Shaheen Dhada, the 21-year-old woman who was temporarily detained by police last month for questioning on Facebook why Mumbai had to shut down after local leader Bal Thackeray died is back on the social-networking site.

In the wake of Mr. Thackeray’s death in November, his supporters forced shops in Mumbai, India’s financial capital, to shut their doors in respect.

Ms. Dhada took issue with this. “Today, Mumbai shuts down due to fear not due to respect!!!” she wrote on her Facebook page. A friend, Rinu Srinivasan, “liked” the comment.

Police detained both women after a local member of the Shiv Sena, a political party founded in the 1970s by Mr. Thackeray, complained about her comment. They later were released but not until police filed charges against them.

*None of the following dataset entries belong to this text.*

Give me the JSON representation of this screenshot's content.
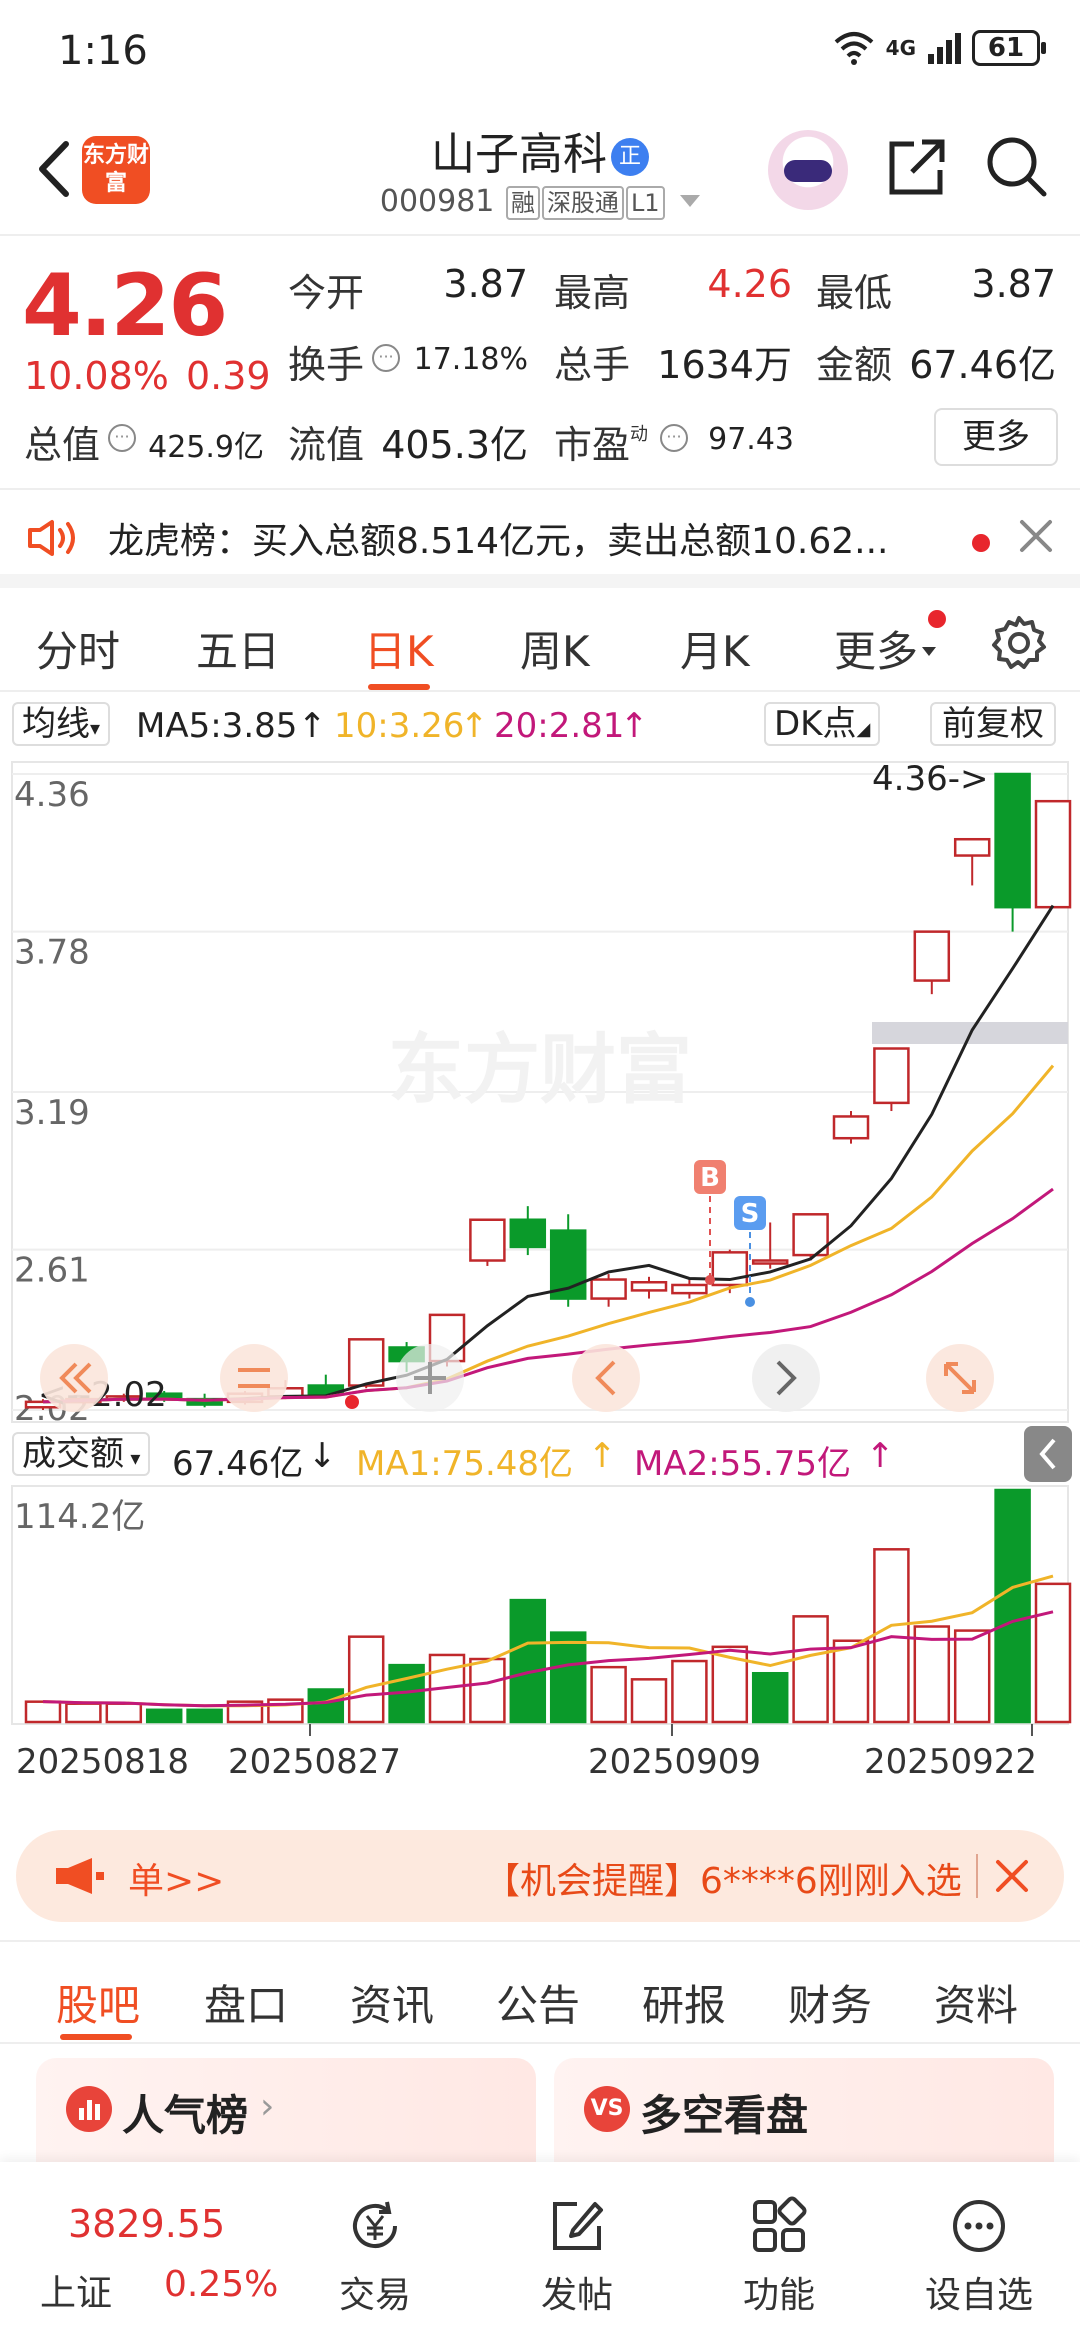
{
  "status": {
    "time": "1:16",
    "network": "4G",
    "battery": "61"
  },
  "header": {
    "app_logo": "东方财富",
    "stock_name": "山子高科",
    "name_badge": "正",
    "stock_code": "000981",
    "tags": [
      "融",
      "深股通",
      "L1"
    ]
  },
  "quote": {
    "price": "4.26",
    "change_pct": "10.08%",
    "change": "0.39",
    "open_label": "今开",
    "open": "3.87",
    "high_label": "最高",
    "high": "4.26",
    "low_label": "最低",
    "low": "3.87",
    "turnover_label": "换手",
    "turnover": "17.18%",
    "volume_label": "总手",
    "volume": "1634万",
    "amount_label": "金额",
    "amount": "67.46亿",
    "mcap_label": "总值",
    "mcap": "425.9亿",
    "float_label": "流值",
    "float": "405.3亿",
    "pe_label": "市盈",
    "pe_sup": "动",
    "pe": "97.43",
    "more_label": "更多"
  },
  "notice": {
    "text": "龙虎榜：买入总额8.514亿元，卖出总额10.62..."
  },
  "tabs": {
    "items": [
      "分时",
      "五日",
      "日K",
      "周K",
      "月K",
      "更多"
    ],
    "active": "日K"
  },
  "ma_row": {
    "selector": "均线",
    "ma5": "MA5:3.85",
    "ma10": "10:3.26",
    "ma20": "20:2.81",
    "dk": "DK点",
    "adjust": "前复权",
    "colors": {
      "ma5": "#222222",
      "ma10": "#f0b429",
      "ma20": "#c2187a"
    }
  },
  "chart": {
    "watermark": "东方财富",
    "y_ticks": [
      "4.36",
      "3.78",
      "3.19",
      "2.61",
      "2.02"
    ],
    "max_marker": "4.36->",
    "min_marker": "<--2.02",
    "signal_buy": "B",
    "signal_sell": "S",
    "up_color": "#c0282b",
    "down_color": "#0a9a2a"
  },
  "volume_row": {
    "selector": "成交额",
    "value": "67.46亿",
    "ma1": "MA1:75.48亿",
    "ma2": "MA2:55.75亿",
    "y_max": "114.2亿"
  },
  "dates": [
    "20250818",
    "20250827",
    "20250909",
    "20250922"
  ],
  "chart_data": {
    "type": "candlestick",
    "title": "",
    "ylim": [
      2.02,
      4.36
    ],
    "candles": [
      {
        "o": 2.03,
        "c": 2.05,
        "h": 2.06,
        "l": 2.02,
        "up": true
      },
      {
        "o": 2.05,
        "c": 2.06,
        "h": 2.07,
        "l": 2.04,
        "up": true
      },
      {
        "o": 2.06,
        "c": 2.07,
        "h": 2.08,
        "l": 2.05,
        "up": true
      },
      {
        "o": 2.08,
        "c": 2.06,
        "h": 2.09,
        "l": 2.05,
        "up": false
      },
      {
        "o": 2.06,
        "c": 2.04,
        "h": 2.08,
        "l": 2.03,
        "up": false
      },
      {
        "o": 2.05,
        "c": 2.08,
        "h": 2.09,
        "l": 2.04,
        "up": true
      },
      {
        "o": 2.07,
        "c": 2.1,
        "h": 2.13,
        "l": 2.06,
        "up": true
      },
      {
        "o": 2.11,
        "c": 2.08,
        "h": 2.15,
        "l": 2.07,
        "up": false
      },
      {
        "o": 2.11,
        "c": 2.28,
        "h": 2.28,
        "l": 2.1,
        "up": true
      },
      {
        "o": 2.25,
        "c": 2.2,
        "h": 2.27,
        "l": 2.16,
        "up": false
      },
      {
        "o": 2.2,
        "c": 2.37,
        "h": 2.37,
        "l": 2.18,
        "up": true
      },
      {
        "o": 2.57,
        "c": 2.72,
        "h": 2.72,
        "l": 2.55,
        "up": true
      },
      {
        "o": 2.72,
        "c": 2.62,
        "h": 2.77,
        "l": 2.59,
        "up": false
      },
      {
        "o": 2.68,
        "c": 2.43,
        "h": 2.74,
        "l": 2.4,
        "up": false
      },
      {
        "o": 2.43,
        "c": 2.5,
        "h": 2.52,
        "l": 2.4,
        "up": true
      },
      {
        "o": 2.46,
        "c": 2.49,
        "h": 2.51,
        "l": 2.43,
        "up": true
      },
      {
        "o": 2.45,
        "c": 2.48,
        "h": 2.5,
        "l": 2.43,
        "up": true
      },
      {
        "o": 2.48,
        "c": 2.6,
        "h": 2.61,
        "l": 2.45,
        "up": true
      },
      {
        "o": 2.56,
        "c": 2.57,
        "h": 2.71,
        "l": 2.54,
        "up": true
      },
      {
        "o": 2.59,
        "c": 2.74,
        "h": 2.74,
        "l": 2.57,
        "up": true
      },
      {
        "o": 3.02,
        "c": 3.1,
        "h": 3.12,
        "l": 3.0,
        "up": true
      },
      {
        "o": 3.15,
        "c": 3.35,
        "h": 3.35,
        "l": 3.12,
        "up": true
      },
      {
        "o": 3.6,
        "c": 3.78,
        "h": 3.78,
        "l": 3.55,
        "up": true
      },
      {
        "o": 4.06,
        "c": 4.12,
        "h": 4.12,
        "l": 3.95,
        "up": true
      },
      {
        "o": 4.36,
        "c": 3.87,
        "h": 4.36,
        "l": 3.78,
        "up": false
      },
      {
        "o": 3.87,
        "c": 4.26,
        "h": 4.26,
        "l": 3.87,
        "up": true
      }
    ],
    "volume_ylim": [
      0,
      114.2
    ],
    "volume": [
      10,
      9,
      9,
      6,
      6,
      10,
      11,
      16,
      42,
      28,
      33,
      31,
      60,
      44,
      27,
      21,
      30,
      37,
      24,
      52,
      40,
      85,
      47,
      45,
      114.2,
      68
    ],
    "volume_up": [
      true,
      true,
      true,
      false,
      false,
      true,
      true,
      false,
      true,
      false,
      true,
      true,
      false,
      false,
      true,
      true,
      true,
      true,
      false,
      true,
      true,
      true,
      true,
      true,
      false,
      true
    ]
  },
  "banner": {
    "left": "单>>",
    "right": "【机会提醒】6****6刚刚入选"
  },
  "bottom_tabs": {
    "items": [
      "股吧",
      "盘口",
      "资讯",
      "公告",
      "研报",
      "财务",
      "资料"
    ],
    "active": "股吧"
  },
  "cards": [
    {
      "title": "人气榜",
      "icon": "hot-rank-icon"
    },
    {
      "title": "多空看盘",
      "icon": "vs-icon",
      "icon_text": "VS"
    }
  ],
  "nav": {
    "index_value": "3829.55",
    "index_name": "上证",
    "index_pct": "0.25%",
    "items": [
      "交易",
      "发帖",
      "功能",
      "设自选"
    ]
  }
}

Ms. Dhada shut her Facebook account after her detention.

Her detention was widely criticized in India as a restriction of free speech.

On Saturday, almost a month after her detention, Ms. Dhada posted on her Facebook profile “I am back..!!.” Her friends welcomed her and one of them even called her a “world heroine.”

But this case has made both women cautious.

“I’ll be careful in the future,” while posting on Facebook, Ms. Dhada told India Real Time. She added that she was surprised by the furor her comment had generated.

Ms. Srinivasan was inactive on Facebook for only a week after her arrest. Ms. Srinivasan said the first two days were disturbing but now she is no longer worried. “But I am not going to post anything about political parties or controversial issues,” she said.

After widespread criticism of the arrests, the Maharashtra state government announced last month that the charges against the women will be dropped. Two police officers also were suspended for registering the case. But officially the case hasn’t been wound up. Vijay Sagar, the police officer in charge of the case said that the investigation is ongoing and he cannot say when they will close the investigation.

Still, the women are being left alone.  Ms. Dhada is applying for an MBA course and Ms. Srinivasan is hoping to study at an audio engineering institute in Chennai.

The Indian Institute of Management in Ahmedabad has invited both girls for an informal discussion with students later this month about India’s controversial  Information Technology Act.

The women’s detention caused widespread criticism of Section 66 (a) of the Indian Information Technology Act, under which the two women were charged. In response, India’s telecom ministry in November introduced guidelines making it harder for police to register cases against people accused of online hate speech.

A petition challenging the constitutionality of Section 66 (a) of the IT Act will be heard in the Supreme Court on Jan. 14.